As an alternative to this law, YouthCO works to build communities that share responsibility for sexual health. To do so, our members and staff create opportunities for youth to get more comfortable talking with sex partners about HIV and condom use, asking questions of their health care providers, and learning about how HIV is and is not passed. In this work, we also affirm that those of us who are HIV-positive have the right to healthy and satisfying sex lives.

As young leaders, we refuse to accept that the current criminal law is the way it has to be. Our by-youth, for-youth programs help to decriminalize HIV non-disclosure by sharing facts and challenging stigma. Please join us in sharing the truth in our communities and with our legal system: HIV is not a crime! 


YouthCO's office is located on the unceded traditional territory of the xʷməθkʷəy̓əm, Sḵwx̱wú7mesh and Tsleil-Waututh people. Our programs take place on unceded, ancestral, and traditional territories of many Indigenous nations across what is now called BC.

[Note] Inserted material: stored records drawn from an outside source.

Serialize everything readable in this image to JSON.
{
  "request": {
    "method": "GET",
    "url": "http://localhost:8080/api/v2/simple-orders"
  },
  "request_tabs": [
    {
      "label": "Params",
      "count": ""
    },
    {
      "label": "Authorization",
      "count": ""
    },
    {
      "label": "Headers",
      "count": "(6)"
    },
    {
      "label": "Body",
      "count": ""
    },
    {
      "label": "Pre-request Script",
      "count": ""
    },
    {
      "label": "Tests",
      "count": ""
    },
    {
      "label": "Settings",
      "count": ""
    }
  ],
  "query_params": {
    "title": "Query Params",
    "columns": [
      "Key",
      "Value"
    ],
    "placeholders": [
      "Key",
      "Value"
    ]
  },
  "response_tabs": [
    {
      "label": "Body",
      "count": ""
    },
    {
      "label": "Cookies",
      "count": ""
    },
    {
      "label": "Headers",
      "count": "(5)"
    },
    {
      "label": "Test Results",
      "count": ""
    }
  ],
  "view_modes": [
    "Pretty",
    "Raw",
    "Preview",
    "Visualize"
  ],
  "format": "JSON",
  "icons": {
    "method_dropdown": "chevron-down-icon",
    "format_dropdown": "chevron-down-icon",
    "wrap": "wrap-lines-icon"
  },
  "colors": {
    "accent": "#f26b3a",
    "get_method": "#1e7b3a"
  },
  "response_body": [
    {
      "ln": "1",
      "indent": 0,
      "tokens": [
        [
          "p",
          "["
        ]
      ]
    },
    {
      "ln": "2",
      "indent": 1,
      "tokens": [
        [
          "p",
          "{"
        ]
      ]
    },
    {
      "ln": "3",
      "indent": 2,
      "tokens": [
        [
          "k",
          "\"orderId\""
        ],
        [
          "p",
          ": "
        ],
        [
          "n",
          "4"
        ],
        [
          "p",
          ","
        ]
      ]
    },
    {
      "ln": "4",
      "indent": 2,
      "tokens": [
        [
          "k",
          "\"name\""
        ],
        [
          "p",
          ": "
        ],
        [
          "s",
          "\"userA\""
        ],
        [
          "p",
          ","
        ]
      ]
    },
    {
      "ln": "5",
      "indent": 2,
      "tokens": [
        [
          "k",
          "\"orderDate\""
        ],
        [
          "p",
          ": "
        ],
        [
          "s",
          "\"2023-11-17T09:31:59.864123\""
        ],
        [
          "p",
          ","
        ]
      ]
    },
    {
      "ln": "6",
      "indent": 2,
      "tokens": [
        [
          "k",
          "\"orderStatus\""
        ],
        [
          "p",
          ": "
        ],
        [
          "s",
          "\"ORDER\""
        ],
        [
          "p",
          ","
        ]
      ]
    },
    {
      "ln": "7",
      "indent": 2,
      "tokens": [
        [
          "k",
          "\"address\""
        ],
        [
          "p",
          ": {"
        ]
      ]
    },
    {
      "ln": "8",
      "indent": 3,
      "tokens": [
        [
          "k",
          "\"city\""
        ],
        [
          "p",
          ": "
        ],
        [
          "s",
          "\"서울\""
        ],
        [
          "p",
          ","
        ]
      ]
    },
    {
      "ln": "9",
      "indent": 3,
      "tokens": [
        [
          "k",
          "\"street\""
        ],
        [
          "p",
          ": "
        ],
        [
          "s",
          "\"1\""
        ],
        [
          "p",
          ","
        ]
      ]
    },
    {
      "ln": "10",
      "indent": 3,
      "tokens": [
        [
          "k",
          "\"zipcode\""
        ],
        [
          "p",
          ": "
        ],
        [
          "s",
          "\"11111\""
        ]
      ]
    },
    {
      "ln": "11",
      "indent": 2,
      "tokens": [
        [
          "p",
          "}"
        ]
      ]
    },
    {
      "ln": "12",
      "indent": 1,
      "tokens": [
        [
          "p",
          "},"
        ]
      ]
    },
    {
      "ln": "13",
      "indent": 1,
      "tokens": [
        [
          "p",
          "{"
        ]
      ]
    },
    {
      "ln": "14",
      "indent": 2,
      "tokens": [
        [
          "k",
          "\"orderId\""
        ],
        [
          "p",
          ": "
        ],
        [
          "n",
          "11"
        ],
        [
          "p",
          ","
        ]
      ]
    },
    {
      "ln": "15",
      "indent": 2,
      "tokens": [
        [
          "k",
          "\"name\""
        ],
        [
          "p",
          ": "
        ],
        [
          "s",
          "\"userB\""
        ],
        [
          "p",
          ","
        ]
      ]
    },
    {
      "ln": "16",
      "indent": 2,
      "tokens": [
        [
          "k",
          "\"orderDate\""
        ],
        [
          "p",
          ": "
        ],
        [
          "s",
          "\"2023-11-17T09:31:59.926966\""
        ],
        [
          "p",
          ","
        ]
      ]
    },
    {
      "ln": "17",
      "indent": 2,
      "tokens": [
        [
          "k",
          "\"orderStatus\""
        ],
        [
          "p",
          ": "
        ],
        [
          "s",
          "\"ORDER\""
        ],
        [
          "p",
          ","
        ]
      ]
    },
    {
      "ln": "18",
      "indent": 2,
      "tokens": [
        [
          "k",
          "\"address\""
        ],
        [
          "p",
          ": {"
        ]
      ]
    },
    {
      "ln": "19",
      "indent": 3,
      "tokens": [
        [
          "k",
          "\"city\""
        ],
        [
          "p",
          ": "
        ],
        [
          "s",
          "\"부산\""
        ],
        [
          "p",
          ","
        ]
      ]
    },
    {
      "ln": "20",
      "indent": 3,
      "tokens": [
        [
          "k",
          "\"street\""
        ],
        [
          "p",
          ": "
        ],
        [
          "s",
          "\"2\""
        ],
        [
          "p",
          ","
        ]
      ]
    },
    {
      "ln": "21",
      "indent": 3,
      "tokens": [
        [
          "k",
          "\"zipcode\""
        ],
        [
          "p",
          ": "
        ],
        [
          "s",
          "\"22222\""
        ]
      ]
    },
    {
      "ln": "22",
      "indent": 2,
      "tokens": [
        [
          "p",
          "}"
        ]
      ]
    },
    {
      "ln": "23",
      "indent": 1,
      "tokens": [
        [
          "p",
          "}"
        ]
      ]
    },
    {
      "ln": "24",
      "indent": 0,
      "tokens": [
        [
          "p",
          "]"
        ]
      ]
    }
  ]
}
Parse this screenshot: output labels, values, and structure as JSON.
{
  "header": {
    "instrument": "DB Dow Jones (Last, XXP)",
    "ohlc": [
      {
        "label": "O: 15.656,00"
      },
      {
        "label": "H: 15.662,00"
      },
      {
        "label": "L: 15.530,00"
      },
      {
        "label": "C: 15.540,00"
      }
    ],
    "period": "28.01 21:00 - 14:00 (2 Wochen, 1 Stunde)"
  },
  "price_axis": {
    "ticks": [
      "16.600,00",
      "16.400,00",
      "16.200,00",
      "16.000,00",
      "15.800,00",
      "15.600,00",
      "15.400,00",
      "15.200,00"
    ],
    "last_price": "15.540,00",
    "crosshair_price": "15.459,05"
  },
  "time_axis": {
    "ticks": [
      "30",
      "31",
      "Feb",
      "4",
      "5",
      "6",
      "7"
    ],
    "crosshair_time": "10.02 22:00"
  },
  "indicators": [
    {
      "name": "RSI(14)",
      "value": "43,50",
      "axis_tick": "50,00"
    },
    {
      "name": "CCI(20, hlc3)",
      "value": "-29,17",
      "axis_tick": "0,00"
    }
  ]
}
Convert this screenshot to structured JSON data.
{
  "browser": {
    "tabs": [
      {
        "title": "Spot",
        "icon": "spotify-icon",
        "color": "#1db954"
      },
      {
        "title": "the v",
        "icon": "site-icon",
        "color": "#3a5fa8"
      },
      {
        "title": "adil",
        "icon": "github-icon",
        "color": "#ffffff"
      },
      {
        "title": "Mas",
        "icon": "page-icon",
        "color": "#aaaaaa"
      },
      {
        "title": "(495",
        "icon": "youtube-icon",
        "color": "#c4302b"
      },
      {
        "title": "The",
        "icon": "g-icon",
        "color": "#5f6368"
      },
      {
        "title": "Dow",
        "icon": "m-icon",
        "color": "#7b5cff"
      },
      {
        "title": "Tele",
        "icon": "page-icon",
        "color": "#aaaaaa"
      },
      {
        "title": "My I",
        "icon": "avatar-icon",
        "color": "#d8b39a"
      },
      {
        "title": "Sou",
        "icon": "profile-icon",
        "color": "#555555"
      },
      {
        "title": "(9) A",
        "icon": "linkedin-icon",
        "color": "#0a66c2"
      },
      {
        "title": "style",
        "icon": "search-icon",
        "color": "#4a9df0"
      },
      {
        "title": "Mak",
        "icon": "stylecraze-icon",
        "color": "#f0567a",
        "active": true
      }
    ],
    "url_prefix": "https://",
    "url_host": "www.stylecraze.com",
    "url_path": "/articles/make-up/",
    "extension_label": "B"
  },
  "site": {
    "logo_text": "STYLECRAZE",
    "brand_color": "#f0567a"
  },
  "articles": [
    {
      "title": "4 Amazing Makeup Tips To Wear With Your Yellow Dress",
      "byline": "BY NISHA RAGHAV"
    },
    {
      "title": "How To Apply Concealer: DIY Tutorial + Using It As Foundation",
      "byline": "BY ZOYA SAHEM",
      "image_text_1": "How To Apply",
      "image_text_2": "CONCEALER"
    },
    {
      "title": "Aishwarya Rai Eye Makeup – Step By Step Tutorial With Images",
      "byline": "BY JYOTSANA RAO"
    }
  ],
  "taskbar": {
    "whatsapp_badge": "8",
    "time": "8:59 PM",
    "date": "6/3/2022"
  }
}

YouthCO believes that all youth have the right to accessible and affirming information about our health. We also know each of us has a unique relationship to our bodies, sex, sexuality, substance use, and harm reduction. For many of us, the words other people use for our bodies and their functions are not the words we use for ourselves. Throughout our website, YouthCO uses words for bodies and sex that we know will not reflect the full diversity of our communities. We have tried to, where possible, be as expansive with our language as we know how to while being as specific as possible. As youth leading the HIV movement, we too are learning about the best words for our experiences and do not do this perfectly. We invite any feedback about the language used on our website to help us move forward in the best ways for all youth in our communities!